Pro-Brexit demonstrators gather for a speech by Nigel Farage in London on Friday. (Dan Kitwood/Getty Images)
Columnist

LONDON — Outside Parliament, I met a man who said he had come there “to blow my shofar for the nation.” A shofar is typically a ram’s horn, used since antiquity in Jewish religious services and, in modern times, by certain Christian sects. You can sometimes hear a shofar blown during pro-life marches in the United States; I didn’t expect to encounter one at a British political demonstration.

And indeed the man turned out to be a charismatic Christian, who spoke of having had a message from God three years ago that “Esau has sold his birthright for a mess of pottage” — meaning, I took it, that Britain, by joining the European Union in 1973, had abandoned its glorious imperial and Christian history for the cold solace of secular liberal internationalism.

That message had set him on a crusade that eventually led him to the street in front of Parliament, where Leavers and Remainers were doing their best to outshout each other. Religion aside, he was in many ways a typical British Leaver, with a broad Midlands accent and a broad distaste for the globalist-yet-Eurocentric outlook that dominates Europe, and London. He spoke unashamedly and at great length about the glories of the British Empire. Britain needed, he said, to reclaim its historical birthright as a stand-alone great power.

His name was Vinoo Bhai Patel.

I’d just come from viewing one of Britain’s historical glories: the House of Lords, where I’d gone to have tea with a peer. She was kind enough to give me a tour, which I took with no little awe. Britain’s great public buildings are a physical symbol of an intangible that Americans find difficult to grasp: centuries building upon centuries, wealth upon wealth, grandeur compounding into greatness.

Parliament is, in a way that American public buildings rarely are, quite specific; it bears little resemblance to anything except itself. I can understand why the Leavers are so loath to see its historic powers slipping across the channel to the modern buildings in Strasbourg, where the European Parliament meets.

Too, the extraordinary beauty of Britain’s Parliament building reminds us that Britain already has a long experience with being part of a powerful trading zone, one so vast that within its borders, the sun never set. Britain was reaping gains from cross-border aggregation long before the rest of Europe got into the act.

The difference, of course, is that the E.U. accomplished this feat with tedious bureaucracy, while Britain accomplished it with the sword. From an American perspective, the European way is preferable, if less romantic. But if your nation was the one with the sword, and your Parliament the seat of all that power, you can see how the E.U. version might feel intolerably second-rate.

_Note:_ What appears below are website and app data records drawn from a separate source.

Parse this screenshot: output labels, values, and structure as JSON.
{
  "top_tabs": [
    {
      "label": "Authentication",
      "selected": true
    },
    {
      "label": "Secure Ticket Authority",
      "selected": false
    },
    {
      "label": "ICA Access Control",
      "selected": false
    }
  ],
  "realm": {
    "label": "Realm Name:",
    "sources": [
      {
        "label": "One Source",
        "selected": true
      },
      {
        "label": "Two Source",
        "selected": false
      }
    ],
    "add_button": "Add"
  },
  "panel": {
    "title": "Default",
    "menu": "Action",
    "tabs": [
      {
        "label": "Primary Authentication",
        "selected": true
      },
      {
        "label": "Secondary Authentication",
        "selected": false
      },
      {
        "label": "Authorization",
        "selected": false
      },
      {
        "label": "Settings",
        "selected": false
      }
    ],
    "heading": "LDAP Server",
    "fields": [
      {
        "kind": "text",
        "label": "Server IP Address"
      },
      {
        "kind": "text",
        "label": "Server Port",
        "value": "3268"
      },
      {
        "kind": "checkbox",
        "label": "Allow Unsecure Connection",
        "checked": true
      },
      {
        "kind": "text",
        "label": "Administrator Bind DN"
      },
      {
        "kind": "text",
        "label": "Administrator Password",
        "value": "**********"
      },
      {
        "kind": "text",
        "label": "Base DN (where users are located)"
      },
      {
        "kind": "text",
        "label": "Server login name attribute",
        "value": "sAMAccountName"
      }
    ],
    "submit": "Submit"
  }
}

So perhaps I shouldn’t have been surprised that Patel was so fiercely attached to the old, singular Britain, though I confess I was. I was even more surprised to find that the Leave demonstrator next to him was an Irishman, though a resident in England for some 30 years, who said he would surrender his passport and apply for British citizenship if Brexit went through.

That was my error, not theirs. An error that many have made, over and over. Since the twin upheavals of 2016, when Britain voted to leave the E.U. and the United States elected Donald Trump, both countries have seemed neatly divided into just two camps, each perceived to have a unified set of ideas and goals.

But the process of actually leaving the E.U. has been so fraught precisely because there were so many different people who wanted to divorce Europe for so many different reasons: leftists who felt that E.U. governance would interfere with their project of renationalizing everything; free-marketers who wanted to open borders with the rest of the world rather than participating in a limited trading bloc; “Little Englanders” who hate the loss of sovereignty … they all agreed on getting shut of Europe, but precious little else. Which is why on Friday, for the third time, Parliament rejected Prime Minister Theresa May’s compromise Brexit deal, this one a stripped-down version.

Patel’s presence in front of Parliament earlier in the week provided a striking reminder of the storied past to which so many Leavers are so attached. But he also reminds us that ancestry is not culture, and that the world cannot be neatly divided into Leave and Remain. Like his Parliament, Patel is singular, and his reasons for leaving are his own.

Read more:

Megan McArdle: What the political storms over the Mueller report and Brexit have in common

Megan McArdle: Brexit shambles ever onward, destination unknown

Anne Applebaum: The more we learn about Brexit, the more crooked it looks

Andy Burnham: Brexit has achieved the opposite of its goal

Ian Dunt: The collective madness behind Britain’s latest Brexit plan